Each line that includes the word "structured" should be copied from the records.

Top of Data to process

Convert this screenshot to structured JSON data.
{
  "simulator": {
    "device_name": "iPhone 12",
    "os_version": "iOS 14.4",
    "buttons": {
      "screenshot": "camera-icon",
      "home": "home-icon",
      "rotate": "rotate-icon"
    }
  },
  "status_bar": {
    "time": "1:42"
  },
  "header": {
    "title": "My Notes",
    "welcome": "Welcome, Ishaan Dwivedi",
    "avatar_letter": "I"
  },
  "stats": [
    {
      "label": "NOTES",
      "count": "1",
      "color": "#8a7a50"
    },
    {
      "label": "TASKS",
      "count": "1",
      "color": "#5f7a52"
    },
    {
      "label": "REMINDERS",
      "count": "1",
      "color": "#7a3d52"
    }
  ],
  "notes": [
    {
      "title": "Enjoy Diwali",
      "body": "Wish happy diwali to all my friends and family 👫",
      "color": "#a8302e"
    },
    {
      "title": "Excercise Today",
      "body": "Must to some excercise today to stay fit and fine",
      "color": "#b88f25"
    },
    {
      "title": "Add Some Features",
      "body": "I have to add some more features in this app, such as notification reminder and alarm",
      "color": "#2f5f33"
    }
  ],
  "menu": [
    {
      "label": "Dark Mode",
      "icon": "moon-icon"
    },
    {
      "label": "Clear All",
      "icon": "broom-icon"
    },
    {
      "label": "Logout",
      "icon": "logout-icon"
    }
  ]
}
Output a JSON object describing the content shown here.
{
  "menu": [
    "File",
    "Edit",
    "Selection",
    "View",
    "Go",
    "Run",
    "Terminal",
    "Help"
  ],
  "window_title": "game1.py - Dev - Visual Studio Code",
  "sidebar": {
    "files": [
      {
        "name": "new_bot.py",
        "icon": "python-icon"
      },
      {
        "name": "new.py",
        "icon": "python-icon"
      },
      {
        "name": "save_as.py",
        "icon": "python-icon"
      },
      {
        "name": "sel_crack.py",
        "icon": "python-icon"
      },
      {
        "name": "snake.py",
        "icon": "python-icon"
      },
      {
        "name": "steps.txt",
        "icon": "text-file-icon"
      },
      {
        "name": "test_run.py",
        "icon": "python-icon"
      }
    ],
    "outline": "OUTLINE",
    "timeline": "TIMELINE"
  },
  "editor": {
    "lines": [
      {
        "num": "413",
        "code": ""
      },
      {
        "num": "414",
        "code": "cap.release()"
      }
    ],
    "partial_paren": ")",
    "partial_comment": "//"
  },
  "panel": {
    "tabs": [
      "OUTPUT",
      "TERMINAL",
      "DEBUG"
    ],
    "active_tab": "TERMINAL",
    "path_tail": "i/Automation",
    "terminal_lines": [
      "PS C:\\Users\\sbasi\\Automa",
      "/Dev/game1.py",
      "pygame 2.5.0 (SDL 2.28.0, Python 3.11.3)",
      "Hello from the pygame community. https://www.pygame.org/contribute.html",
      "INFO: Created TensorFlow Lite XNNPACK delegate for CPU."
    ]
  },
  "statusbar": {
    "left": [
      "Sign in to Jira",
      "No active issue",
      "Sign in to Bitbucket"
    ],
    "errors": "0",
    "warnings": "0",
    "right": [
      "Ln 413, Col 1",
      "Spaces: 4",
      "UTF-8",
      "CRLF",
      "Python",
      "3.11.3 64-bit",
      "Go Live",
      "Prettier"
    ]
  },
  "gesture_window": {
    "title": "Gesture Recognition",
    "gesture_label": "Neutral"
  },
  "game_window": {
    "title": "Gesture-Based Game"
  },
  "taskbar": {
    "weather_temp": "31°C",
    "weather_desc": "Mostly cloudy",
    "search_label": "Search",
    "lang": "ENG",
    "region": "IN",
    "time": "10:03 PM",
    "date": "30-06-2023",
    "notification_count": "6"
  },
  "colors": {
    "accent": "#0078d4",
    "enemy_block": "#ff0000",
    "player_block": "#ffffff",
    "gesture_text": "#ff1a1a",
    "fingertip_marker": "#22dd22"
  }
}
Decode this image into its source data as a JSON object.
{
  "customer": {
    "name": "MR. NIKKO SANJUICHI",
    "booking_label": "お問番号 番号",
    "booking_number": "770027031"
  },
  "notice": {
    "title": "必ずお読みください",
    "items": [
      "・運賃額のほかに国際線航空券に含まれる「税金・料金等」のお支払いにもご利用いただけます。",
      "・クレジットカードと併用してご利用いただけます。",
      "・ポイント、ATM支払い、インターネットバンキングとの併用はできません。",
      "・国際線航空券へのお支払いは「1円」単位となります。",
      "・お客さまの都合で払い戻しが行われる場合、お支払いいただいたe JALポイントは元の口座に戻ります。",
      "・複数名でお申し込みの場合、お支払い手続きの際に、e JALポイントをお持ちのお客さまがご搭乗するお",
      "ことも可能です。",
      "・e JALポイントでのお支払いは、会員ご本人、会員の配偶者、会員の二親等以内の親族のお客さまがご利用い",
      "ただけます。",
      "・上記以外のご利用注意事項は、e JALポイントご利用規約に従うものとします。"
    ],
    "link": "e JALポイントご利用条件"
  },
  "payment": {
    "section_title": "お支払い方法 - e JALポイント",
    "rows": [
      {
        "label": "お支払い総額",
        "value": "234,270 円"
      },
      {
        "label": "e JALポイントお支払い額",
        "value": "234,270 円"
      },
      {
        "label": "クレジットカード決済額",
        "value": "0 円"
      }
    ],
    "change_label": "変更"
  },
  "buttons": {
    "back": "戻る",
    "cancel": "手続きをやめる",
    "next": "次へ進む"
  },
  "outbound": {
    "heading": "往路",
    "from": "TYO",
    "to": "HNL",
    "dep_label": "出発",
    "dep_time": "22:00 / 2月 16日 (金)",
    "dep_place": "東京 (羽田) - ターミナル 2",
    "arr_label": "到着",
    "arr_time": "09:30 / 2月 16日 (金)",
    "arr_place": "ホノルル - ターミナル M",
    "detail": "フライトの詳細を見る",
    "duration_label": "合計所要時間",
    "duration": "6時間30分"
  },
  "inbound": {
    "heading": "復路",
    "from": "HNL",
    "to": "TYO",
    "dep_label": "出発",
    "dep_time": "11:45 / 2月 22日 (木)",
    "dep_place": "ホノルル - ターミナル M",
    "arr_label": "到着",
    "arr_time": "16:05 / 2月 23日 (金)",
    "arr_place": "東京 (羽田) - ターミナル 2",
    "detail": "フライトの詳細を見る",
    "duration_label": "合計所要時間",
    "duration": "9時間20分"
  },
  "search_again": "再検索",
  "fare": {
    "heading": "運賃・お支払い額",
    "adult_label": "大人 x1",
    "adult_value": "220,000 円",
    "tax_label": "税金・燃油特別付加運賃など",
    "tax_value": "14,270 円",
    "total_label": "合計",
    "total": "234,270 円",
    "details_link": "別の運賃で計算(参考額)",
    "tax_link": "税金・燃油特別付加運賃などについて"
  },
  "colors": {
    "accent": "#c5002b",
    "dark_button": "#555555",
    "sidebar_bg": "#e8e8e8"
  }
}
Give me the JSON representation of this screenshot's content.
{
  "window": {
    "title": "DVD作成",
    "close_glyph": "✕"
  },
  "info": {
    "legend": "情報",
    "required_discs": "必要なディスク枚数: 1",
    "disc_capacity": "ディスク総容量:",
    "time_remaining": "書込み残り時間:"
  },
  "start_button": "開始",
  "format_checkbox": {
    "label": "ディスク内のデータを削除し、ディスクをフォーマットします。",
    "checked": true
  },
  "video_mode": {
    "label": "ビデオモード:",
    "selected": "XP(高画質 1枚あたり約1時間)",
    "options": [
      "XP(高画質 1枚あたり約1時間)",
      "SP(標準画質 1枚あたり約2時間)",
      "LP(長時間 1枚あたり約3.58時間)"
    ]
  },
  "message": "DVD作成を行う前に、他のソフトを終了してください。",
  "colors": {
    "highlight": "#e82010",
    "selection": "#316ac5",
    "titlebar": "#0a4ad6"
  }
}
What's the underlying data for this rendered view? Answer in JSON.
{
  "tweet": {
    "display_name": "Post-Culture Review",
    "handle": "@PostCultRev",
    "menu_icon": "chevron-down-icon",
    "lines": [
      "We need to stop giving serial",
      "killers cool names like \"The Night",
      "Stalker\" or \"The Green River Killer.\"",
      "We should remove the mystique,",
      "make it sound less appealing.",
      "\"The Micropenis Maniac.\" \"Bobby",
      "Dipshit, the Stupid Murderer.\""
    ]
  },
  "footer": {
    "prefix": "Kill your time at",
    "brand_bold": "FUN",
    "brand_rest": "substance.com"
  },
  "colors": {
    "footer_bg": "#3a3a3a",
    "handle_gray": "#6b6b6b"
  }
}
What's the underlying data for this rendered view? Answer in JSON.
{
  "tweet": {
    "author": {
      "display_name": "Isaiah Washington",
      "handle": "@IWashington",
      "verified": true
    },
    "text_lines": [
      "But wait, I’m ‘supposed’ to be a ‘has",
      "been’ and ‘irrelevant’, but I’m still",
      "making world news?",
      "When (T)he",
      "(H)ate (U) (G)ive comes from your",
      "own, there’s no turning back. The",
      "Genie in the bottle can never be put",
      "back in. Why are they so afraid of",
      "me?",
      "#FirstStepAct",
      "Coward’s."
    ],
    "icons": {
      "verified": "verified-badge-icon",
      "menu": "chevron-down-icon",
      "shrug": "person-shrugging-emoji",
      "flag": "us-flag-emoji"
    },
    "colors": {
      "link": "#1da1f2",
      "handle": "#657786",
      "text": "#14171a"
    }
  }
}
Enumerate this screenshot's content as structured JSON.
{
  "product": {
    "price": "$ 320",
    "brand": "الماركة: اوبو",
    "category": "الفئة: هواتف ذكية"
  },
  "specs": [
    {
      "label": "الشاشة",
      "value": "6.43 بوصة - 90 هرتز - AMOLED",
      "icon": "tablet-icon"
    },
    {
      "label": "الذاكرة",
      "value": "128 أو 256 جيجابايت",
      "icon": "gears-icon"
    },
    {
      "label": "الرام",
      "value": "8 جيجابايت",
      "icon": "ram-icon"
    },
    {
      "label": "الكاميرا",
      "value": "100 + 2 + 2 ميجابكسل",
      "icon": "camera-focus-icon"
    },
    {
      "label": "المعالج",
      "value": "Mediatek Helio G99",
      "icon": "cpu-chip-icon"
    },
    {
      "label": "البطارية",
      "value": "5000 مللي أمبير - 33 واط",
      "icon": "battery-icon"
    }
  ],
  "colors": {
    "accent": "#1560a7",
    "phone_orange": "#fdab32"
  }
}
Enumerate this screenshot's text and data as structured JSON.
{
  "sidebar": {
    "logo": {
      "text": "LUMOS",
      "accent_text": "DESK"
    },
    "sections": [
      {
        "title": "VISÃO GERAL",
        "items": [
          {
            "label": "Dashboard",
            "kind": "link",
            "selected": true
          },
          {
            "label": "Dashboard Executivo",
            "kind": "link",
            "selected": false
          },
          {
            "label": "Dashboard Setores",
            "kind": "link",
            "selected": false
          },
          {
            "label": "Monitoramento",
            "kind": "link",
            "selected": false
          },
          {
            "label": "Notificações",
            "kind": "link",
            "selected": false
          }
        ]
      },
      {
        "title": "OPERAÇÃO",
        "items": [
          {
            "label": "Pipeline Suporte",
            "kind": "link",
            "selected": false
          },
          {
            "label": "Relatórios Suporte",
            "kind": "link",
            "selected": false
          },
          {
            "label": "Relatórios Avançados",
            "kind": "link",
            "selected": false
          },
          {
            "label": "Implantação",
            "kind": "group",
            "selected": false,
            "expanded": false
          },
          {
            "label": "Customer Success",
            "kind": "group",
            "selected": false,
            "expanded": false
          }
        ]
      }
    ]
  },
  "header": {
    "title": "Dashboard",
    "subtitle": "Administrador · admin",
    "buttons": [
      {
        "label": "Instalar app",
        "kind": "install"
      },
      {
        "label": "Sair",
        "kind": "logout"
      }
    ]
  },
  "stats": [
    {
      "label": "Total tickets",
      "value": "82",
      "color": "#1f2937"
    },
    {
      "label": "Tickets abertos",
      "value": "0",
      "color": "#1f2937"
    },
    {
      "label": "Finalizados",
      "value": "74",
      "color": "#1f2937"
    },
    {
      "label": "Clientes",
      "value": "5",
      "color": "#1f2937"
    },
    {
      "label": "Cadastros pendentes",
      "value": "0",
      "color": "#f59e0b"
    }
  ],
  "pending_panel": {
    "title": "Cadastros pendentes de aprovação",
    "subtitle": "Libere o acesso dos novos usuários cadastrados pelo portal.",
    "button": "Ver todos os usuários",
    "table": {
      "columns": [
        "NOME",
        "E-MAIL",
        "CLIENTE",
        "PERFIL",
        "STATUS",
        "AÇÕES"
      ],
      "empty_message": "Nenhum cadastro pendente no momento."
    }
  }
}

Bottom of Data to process

Exercise output:
Convert this screenshot to structured JSON data.
Enumerate this screenshot's content as structured JSON.
Enumerate this screenshot's text and data as structured JSON.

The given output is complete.